Quick takeaway: Excellent suspense thriller blends Sex & the City (friendships, lots of quick humor) with Hitchcock-level intrigue & mystery
★ ★ ★ ★ ★ ★ ★ ★ ★ ☆
SPOILER-FREE REVIEW: I was super excited to read a paperback ARC of this novel, which I won in a book club contest, because I’m a huge fan of mystery-thrillers. This will be the first ARC I’ve given 5 stars to, so you can trust that my opinion can’t be bought.
The Return is a debut novel by writer Rachel Harrison, who received her bachelor’s in film/TV writing, which makes her book a very enjoyable and easy read. It reads very much like a Hitchcockian suspense thriller, with very gothic and creepy undertones…but combined with a very realistic and humorous look at friendship, a la Sex & The City. There are as many laughs as there are scares, and the character development is truly great for a suspense novel.
In The Return we’re introduced to our protagonist Elise, who is living a mundane and quiet existence in Buffalo when she receives a phone call from one of her college friends informing her that her best friend Julie is missing. Julie had gone hiking one morning in a national park and, according to her husband, never returned. Elise, Julie, and their friends Molly and Mae had met and become very close in college, and Elise – who was the closest to Julie – is the only one who has a hard time believing Julie is truly missing.
Just when her convictions are starting to wear thin from the endless months of waiting, Julie reappears on her own porch and is found by her husband, two years to the day she went missing. She has no memory of what happened to her, and the women immediately plan a getaway for the four of them to reconnect and celebrate Julie’s return. The getaway is set for a resort hidden away in the woods of Northern New York in October, where each room is vibrantly and aggressively decorated with a theme like “gothic red” or “jungle oasis” and comes complete with hidden hallways and real running water.
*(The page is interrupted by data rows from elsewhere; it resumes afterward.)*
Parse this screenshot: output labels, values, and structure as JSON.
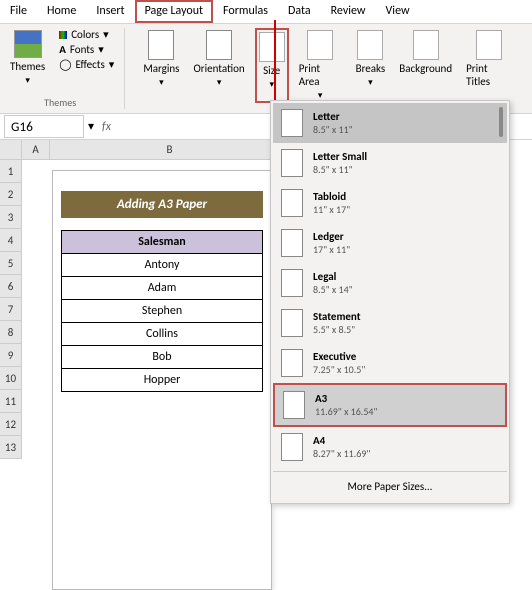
{
  "menubar": [
    "File",
    "Home",
    "Insert",
    "Page Layout",
    "Formulas",
    "Data",
    "Review",
    "View"
  ],
  "active_tab": "Page Layout",
  "ribbon": {
    "themes": {
      "label": "Themes",
      "group_label": "Themes",
      "colors": "Colors",
      "fonts": "Fonts",
      "effects": "Effects"
    },
    "page_setup": {
      "margins": "Margins",
      "orientation": "Orientation",
      "size": "Size",
      "print_area": "Print Area",
      "breaks": "Breaks",
      "background": "Background",
      "print_titles": "Print Titles"
    }
  },
  "namebox": "G16",
  "columns": [
    "",
    "A",
    "B"
  ],
  "rows": [
    "1",
    "2",
    "3",
    "4",
    "5",
    "6",
    "7",
    "8",
    "9",
    "10",
    "11",
    "12",
    "13"
  ],
  "sheet": {
    "title": "Adding A3 Paper",
    "header": "Salesman",
    "data": [
      "Antony",
      "Adam",
      "Stephen",
      "Collins",
      "Bob",
      "Hopper"
    ]
  },
  "size_dropdown": {
    "items": [
      {
        "name": "Letter",
        "dim": "8.5\" x 11\"",
        "selected": true
      },
      {
        "name": "Letter Small",
        "dim": "8.5\" x 11\""
      },
      {
        "name": "Tabloid",
        "dim": "11\" x 17\""
      },
      {
        "name": "Ledger",
        "dim": "17\" x 11\""
      },
      {
        "name": "Legal",
        "dim": "8.5\" x 14\""
      },
      {
        "name": "Statement",
        "dim": "5.5\" x 8.5\""
      },
      {
        "name": "Executive",
        "dim": "7.25\" x 10.5\""
      },
      {
        "name": "A3",
        "dim": "11.69\" x 16.54\"",
        "highlighted": true
      },
      {
        "name": "A4",
        "dim": "8.27\" x 11.69\""
      }
    ],
    "more": "More Paper Sizes..."
  }
}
Instead of seeming chic and modern, these themes will become sinister and haunting as the story progresses.
The three friends quickly realize that Julie is…very different than she was before. She’s no longer a vegetarian, eating meat almost raw and with an animal-life ferocity that frightens them. Her teeth crack and shatter, her face and body are gaunt, her hands are freezing cold, and she growls upon being touched. Elise, Molly and Mae agree to keep their questions to themselves as Julie continuges to recover…but as time passes, her changing habits make it harder and harder to keep their pact. Even worse, strange things are happening at the hotel: shadows that follow Elise, blood-like substances dripping from air vents, and missing staff who vanish without a trace.
Elise has a complicated past of her own; her current life in Buffalo is a punishment she’s inflicting on herself for cheating with a married professor, and her friendship with Julie’s husband grew uncomfortably too close for comfort over their regular phone calls while Julie was missing. Confronting Julie with the truth about what has happened to her, and what she’s become, means she really has to confront the truth about her own life decisions. The creepy happenings culminate in a crescendo of terrifying events: several of the friends fall gravely ill, the inn is barely functioning, and a bloody and vividly descriptive confrontation finally leads to the truth about who – or what – Julie is, and what will become of their friendships.
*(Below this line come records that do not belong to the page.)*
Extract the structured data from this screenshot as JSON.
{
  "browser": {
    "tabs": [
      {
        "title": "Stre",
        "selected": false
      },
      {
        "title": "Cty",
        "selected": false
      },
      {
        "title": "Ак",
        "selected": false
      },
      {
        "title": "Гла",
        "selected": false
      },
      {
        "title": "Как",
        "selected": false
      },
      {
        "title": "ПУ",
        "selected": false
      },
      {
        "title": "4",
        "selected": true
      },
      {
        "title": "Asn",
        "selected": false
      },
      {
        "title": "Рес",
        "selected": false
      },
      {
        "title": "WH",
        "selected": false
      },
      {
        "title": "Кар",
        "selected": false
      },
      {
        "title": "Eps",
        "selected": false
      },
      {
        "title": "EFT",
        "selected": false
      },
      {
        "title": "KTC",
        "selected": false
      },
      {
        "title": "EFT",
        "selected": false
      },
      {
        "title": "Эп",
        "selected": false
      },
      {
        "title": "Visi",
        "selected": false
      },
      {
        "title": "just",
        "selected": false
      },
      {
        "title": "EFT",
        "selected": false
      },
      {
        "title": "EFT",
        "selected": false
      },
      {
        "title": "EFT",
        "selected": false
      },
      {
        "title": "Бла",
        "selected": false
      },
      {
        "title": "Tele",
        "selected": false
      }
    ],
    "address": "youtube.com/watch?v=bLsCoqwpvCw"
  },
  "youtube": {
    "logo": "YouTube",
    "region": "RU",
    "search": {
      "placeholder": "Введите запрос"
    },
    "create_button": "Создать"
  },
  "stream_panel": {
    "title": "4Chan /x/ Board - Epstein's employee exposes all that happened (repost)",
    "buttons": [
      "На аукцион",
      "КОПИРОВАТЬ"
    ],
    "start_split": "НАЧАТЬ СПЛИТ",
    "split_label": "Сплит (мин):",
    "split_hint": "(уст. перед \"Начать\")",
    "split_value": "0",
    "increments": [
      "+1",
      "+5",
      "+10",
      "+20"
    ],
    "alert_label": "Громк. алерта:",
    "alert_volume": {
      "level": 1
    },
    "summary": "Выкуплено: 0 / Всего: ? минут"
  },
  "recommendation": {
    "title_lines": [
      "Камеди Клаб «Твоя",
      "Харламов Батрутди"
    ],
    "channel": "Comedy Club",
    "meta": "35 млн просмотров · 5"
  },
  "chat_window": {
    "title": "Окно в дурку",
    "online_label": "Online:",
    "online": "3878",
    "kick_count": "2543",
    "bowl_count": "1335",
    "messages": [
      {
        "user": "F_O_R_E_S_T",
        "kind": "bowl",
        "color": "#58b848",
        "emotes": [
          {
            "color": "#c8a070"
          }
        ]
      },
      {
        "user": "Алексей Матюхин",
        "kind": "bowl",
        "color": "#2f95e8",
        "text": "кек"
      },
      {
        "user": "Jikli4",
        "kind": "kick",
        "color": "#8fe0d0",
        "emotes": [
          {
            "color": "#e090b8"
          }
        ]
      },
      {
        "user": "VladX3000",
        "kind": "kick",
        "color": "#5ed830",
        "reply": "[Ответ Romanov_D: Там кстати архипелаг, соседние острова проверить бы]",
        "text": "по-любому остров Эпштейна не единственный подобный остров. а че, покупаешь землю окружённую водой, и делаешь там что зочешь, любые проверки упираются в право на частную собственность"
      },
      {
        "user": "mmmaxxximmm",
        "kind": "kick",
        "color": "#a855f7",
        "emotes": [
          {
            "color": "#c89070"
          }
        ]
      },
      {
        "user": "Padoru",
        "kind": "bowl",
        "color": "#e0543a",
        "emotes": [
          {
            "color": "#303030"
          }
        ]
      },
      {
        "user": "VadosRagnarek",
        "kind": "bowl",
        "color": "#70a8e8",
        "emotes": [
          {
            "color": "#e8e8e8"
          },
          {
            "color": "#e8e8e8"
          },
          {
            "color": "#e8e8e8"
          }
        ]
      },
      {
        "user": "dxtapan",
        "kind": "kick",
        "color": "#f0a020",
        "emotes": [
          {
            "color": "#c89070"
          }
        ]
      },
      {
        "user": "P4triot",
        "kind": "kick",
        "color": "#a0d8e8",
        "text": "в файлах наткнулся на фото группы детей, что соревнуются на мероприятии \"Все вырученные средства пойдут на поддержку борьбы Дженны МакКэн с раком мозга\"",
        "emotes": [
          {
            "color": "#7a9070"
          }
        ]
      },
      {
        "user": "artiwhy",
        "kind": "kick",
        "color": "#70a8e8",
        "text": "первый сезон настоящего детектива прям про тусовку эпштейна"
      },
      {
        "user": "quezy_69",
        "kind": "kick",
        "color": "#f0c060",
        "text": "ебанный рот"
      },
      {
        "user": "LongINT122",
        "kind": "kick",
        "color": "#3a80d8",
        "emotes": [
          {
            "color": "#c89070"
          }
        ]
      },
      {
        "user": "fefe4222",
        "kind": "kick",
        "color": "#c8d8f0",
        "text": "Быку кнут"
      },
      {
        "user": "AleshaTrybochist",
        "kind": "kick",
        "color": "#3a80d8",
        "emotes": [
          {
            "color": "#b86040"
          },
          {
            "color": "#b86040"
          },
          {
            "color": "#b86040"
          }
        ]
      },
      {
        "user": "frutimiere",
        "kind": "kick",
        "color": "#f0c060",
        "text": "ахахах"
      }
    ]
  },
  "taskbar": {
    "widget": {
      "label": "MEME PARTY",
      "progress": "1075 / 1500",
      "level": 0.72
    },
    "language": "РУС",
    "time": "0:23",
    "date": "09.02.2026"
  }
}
This novel was such a good read, because it’s difficult to find a true horror/suspense novel that reads like a nightmare while ALSO including a diverse array of characters whose friendships are more than shallow and underdeveloped plot points. These women have vastly different backgrounds, and they each have their own struggles – albinism, racism, missing limbs, complicated family dynamics – but they choose to be friends and to help each other overcome their own struggles and circumstances. (“So, for a while, she ended up giving away her life story to satisfy obnoxious strangers.” page 10) They are funny and honest with each other, even as they face their own crumbling situation…and we are privy to all of their best inside jokes.
The descriptions in this book were disturbingly good for a debut novel, and perfect for the storyline:
“But the silence isn’t really silence. The wind is relentless. It consumes the quiet, chomps on it, breaks its bones. Snap, crackle, pop.” (page 175)
“Something’s not right. Something’s not right. The feeling is so strong. It’s like watching a scary movie when the teenagers stand at the door of that old, abandoned house plagued by urban legend, and they reach for the knob slowly, and you think, I wouldn’t do that. I would go home. It’s the screaming intuition you suffer but they lack. Here I am, staring down the door” (p.161).
Overall, I’m adding Harrison to my list of fave thriller authors, and looking forward to her next novel.